“The art of losing isn’t hard to master,” wrote poet Elizabeth Bishop. “Lose something every day.” Chicago just lost two beaches, Brazil 17.5 million acres of rainforest, Australia close to a billion animals, Iceland a glacier named Okjökull. And these are the tallies we are keeping. The world of C.A. Johnson’s “Thirst,” where scarcity, civil war, bombs, looting, gangs and starvation result in a deeply imperfect peace “willed” by the man who controls the supply of water, is not unimaginable. It is practically here.
The play begins in the woods, where our future looks like another version of our past. A woman, Samira (Tracie Taylor), lives with a child, Kalil (Saniyah As-Salaam), and her partner, Greta (Laura Resinger), who does construction in exchange for food. Their conditions are simple, and they are scraping by a little better than most. They even have a few months of provisions tucked away. But where the Well-Man—also referred to by people who knew him before the war as Terrance (Gregory J. Fields)—decides who drinks and who doesn’t, the pressure to survive builds up fast. Plus Terrance is Samira’s hotheaded ex-husband, Greta is white, and Terrance has built his power on the idea that “these white bastards gone pay what they owe.”
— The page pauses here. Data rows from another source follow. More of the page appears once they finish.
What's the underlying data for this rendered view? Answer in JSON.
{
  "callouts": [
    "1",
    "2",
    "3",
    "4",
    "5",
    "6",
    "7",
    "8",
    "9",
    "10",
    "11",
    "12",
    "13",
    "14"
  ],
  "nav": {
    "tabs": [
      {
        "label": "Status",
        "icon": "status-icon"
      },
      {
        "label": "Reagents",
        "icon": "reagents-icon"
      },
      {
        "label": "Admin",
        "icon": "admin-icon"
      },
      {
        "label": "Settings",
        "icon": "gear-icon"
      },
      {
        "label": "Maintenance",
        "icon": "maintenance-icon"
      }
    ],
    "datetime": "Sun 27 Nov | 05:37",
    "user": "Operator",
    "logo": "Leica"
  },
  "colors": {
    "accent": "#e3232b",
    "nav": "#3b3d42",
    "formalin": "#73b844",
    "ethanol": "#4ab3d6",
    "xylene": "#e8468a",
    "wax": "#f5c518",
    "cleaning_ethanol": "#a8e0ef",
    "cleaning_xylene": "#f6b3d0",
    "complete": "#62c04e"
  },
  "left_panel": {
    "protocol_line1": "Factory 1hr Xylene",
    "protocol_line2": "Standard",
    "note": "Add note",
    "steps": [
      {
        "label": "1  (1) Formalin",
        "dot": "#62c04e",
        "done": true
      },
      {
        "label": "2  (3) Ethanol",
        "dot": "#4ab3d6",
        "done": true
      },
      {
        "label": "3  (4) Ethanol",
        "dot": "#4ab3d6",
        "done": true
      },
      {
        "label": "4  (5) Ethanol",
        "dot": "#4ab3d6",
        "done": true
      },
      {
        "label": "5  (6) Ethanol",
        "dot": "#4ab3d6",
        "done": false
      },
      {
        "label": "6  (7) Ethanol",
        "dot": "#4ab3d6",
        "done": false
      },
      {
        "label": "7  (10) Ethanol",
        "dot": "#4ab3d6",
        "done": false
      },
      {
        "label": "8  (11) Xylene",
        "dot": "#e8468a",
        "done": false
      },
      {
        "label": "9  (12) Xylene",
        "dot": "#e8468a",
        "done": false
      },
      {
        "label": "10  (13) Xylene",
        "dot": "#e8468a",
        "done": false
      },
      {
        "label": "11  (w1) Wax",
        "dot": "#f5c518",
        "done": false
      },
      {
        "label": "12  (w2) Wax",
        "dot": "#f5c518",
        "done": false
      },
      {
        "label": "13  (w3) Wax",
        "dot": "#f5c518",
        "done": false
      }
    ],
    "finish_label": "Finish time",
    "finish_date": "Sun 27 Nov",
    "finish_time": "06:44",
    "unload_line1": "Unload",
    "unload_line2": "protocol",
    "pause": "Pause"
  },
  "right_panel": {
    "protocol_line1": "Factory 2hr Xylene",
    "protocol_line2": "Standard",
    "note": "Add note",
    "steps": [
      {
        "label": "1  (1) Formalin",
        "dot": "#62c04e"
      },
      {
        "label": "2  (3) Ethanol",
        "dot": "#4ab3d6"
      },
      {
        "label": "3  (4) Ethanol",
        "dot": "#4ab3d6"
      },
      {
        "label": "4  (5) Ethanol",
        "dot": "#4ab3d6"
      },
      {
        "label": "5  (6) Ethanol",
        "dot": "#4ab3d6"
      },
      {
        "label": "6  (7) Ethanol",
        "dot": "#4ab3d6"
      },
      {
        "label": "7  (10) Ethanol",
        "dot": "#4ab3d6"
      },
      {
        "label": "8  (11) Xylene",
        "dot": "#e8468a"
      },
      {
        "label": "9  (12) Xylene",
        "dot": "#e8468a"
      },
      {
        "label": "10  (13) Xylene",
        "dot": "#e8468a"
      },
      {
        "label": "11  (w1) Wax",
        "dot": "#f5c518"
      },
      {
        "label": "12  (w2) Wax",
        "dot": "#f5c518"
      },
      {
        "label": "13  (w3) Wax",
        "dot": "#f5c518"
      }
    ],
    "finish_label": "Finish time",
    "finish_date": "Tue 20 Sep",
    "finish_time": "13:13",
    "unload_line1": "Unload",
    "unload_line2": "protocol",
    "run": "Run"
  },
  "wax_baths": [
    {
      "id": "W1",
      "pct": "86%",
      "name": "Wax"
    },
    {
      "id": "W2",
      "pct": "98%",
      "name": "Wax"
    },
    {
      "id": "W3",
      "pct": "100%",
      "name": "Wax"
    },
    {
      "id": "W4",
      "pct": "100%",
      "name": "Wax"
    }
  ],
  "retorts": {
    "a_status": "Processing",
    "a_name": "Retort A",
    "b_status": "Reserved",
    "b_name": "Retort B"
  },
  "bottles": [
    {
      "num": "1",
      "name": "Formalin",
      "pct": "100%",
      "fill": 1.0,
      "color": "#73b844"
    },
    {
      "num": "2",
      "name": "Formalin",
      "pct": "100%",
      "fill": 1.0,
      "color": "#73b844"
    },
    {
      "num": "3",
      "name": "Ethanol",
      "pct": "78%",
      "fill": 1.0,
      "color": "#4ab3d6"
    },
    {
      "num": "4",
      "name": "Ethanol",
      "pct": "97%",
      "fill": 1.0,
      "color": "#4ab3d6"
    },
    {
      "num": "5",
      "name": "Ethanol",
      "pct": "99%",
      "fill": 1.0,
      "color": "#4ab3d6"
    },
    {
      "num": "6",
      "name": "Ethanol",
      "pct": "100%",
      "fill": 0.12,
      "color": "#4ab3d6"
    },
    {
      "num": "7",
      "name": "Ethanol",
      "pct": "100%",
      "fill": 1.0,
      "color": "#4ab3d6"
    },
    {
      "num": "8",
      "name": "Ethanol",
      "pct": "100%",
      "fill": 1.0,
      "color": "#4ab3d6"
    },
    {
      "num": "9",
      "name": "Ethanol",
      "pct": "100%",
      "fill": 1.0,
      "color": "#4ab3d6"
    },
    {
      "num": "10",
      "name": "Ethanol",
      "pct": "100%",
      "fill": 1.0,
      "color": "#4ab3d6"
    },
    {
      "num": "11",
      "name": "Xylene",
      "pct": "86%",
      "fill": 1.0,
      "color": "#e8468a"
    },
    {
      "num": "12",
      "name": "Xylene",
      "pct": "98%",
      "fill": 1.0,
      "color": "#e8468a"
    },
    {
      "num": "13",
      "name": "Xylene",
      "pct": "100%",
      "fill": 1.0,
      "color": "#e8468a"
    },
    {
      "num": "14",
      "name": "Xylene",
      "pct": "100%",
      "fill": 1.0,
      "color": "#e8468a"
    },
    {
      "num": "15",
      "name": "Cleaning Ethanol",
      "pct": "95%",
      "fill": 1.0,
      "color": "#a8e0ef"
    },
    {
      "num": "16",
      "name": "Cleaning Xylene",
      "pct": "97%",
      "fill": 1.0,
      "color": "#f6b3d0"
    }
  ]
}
Despite the fact that he has named himself king and has the brute force and firearms to ensure that peace continues on his terms, Terrance fixates on getting his woman back. The situation comes to a head when he cuts off their water to force Samira to meet him, instead drawing a pistol-waving Greta to his compound. The hullabaloo brings out the worst in everyone.
“Thirst” presents an allegory relevant to our time with dialogue and human foibles that look familiar to anyone who has lived a minute in our country. The moral of the work—which seems to have more to do with gender than race but could just as easily have been told without the ornaments of either—is something like: presented with unthinkable loss, we have the options to love, unite and create or hate, divide and destroy. However, the play only works if you try not to think too hard about how these women could be living in verdant woods yet dependent on a man with (apparently) the only functioning well in America. As the voices of reason, Taylor and Johnard Washington (as Terrance’s brother Bankhead) give especially nuanced performances. But the real and unanswerable question for them (and possibly us) is: why must those who know better always fall for the flash and dash of the militant, macho types? (Irene Hsiao)
Strawdog Theatre Company, 1802 West Berenice, strawdog.org, $26-$55. Through February 15.